### Task description
Each line below needs to be printed again exactly.

Dataset entries:
■ ■ ■

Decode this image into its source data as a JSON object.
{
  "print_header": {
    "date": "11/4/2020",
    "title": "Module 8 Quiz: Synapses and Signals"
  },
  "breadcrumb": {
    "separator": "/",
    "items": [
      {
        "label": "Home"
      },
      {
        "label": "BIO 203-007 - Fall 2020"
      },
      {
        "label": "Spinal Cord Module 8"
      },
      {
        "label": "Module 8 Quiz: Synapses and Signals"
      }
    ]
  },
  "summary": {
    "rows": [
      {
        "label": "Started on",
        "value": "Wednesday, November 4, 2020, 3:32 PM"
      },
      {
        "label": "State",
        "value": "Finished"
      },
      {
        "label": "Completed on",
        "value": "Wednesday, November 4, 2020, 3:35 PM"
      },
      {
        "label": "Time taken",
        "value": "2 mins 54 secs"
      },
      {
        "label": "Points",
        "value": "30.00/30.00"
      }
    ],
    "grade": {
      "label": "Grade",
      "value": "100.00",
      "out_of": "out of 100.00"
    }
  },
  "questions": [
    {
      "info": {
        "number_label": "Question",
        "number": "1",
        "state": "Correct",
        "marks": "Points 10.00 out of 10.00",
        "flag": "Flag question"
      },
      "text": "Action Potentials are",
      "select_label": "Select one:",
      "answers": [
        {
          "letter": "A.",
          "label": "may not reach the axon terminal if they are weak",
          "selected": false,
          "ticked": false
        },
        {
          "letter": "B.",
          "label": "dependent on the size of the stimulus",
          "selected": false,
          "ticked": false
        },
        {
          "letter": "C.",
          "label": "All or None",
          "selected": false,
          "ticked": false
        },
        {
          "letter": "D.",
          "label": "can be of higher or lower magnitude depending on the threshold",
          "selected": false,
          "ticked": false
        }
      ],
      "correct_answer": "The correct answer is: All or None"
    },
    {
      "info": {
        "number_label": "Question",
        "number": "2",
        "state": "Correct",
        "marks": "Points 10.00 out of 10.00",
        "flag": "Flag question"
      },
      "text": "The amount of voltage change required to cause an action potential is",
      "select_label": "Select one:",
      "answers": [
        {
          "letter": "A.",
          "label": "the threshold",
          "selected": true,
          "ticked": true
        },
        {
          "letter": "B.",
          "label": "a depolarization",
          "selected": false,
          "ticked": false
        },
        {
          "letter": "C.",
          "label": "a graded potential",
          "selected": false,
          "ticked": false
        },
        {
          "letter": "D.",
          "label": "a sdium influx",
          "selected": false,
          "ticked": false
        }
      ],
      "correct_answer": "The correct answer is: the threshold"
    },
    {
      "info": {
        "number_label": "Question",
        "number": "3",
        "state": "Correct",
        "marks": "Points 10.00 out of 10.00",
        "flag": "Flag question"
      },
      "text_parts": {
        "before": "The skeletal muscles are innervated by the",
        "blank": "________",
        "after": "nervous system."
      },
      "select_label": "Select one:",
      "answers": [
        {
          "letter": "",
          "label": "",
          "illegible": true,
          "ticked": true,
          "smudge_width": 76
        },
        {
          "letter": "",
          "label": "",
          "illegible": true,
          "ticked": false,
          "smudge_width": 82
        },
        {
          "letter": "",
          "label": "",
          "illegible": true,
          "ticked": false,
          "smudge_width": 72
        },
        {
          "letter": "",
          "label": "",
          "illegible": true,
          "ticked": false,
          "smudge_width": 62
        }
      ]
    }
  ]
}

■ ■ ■

### Output below
Decode this image into its source data as a JSON object.
{
  "print_header": {
    "date": "11/4/2020",
    "title": "Module 8 Quiz: Synapses and Signals"
  },
  "breadcrumb": {
    "separator": "/",
    "items": [
      {
        "label": "Home"
      },
      {
        "label": "BIO 203-007 - Fall 2020"
      },
      {
        "label": "Spinal Cord Module 8"
      },
      {
        "label": "Module 8 Quiz: Synapses and Signals"
      }
    ]
  },
  "summary": {
    "rows": [
      {
        "label": "Started on",
        "value": "Wednesday, November 4, 2020, 3:32 PM"
      },
      {
        "label": "State",
        "value": "Finished"
      },
      {
        "label": "Completed on",
        "value": "Wednesday, November 4, 2020, 3:35 PM"
      },
      {
        "label": "Time taken",
        "value": "2 mins 54 secs"
      },
      {
        "label": "Points",
        "value": "30.00/30.00"
      }
    ],
    "grade": {
      "label": "Grade",
      "value": "100.00",
      "out_of": "out of 100.00"
    }
  },
  "questions": [
    {
      "info": {
        "number_label": "Question",
        "number": "1",
        "state": "Correct",
        "marks": "Points 10.00 out of 10.00",
        "flag": "Flag question"
      },
      "text": "Action Potentials are",
      "select_label": "Select one:",
      "answers": [
        {
          "letter": "A.",
          "label": "may not reach the axon terminal if they are weak",
          "selected": false,
          "ticked": false
        },
        {
          "letter": "B.",
          "label": "dependent on the size of the stimulus",
          "selected": false,
          "ticked": false
        },
        {
          "letter": "C.",
          "label": "All or None",
          "selected": false,
          "ticked": false
        },
        {
          "letter": "D.",
          "label": "can be of higher or lower magnitude depending on the threshold",
          "selected": false,
          "ticked": false
        }
      ],
      "correct_answer": "The correct answer is: All or None"
    },
    {
      "info": {
        "number_label": "Question",
        "number": "2",
        "state": "Correct",
        "marks": "Points 10.00 out of 10.00",
        "flag": "Flag question"
      },
      "text": "The amount of voltage change required to cause an action potential is",
      "select_label": "Select one:",
      "answers": [
        {
          "letter": "A.",
          "label": "the threshold",
          "selected": true,
          "ticked": true
        },
        {
          "letter": "B.",
          "label": "a depolarization",
          "selected": false,
          "ticked": false
        },
        {
          "letter": "C.",
          "label": "a graded potential",
          "selected": false,
          "ticked": false
        },
        {
          "letter": "D.",
          "label": "a sdium influx",
          "selected": false,
          "ticked": false
        }
      ],
      "correct_answer": "The correct answer is: the threshold"
    },
    {
      "info": {
        "number_label": "Question",
        "number": "3",
        "state": "Correct",
        "marks": "Points 10.00 out of 10.00",
        "flag": "Flag question"
      },
      "text_parts": {
        "before": "The skeletal muscles are innervated by the",
        "blank": "________",
        "after": "nervous system."
      },
      "select_label": "Select one:",
      "answers": [
        {
          "letter": "",
          "label": "",
          "illegible": true,
          "ticked": true,
          "smudge_width": 76
        },
        {
          "letter": "",
          "label": "",
          "illegible": true,
          "ticked": false,
          "smudge_width": 82
        },
        {
          "letter": "",
          "label": "",
          "illegible": true,
          "ticked": false,
          "smudge_width": 72
        },
        {
          "letter": "",
          "label": "",
          "illegible": true,
          "ticked": false,
          "smudge_width": 62
        }
      ]
    }
  ]
}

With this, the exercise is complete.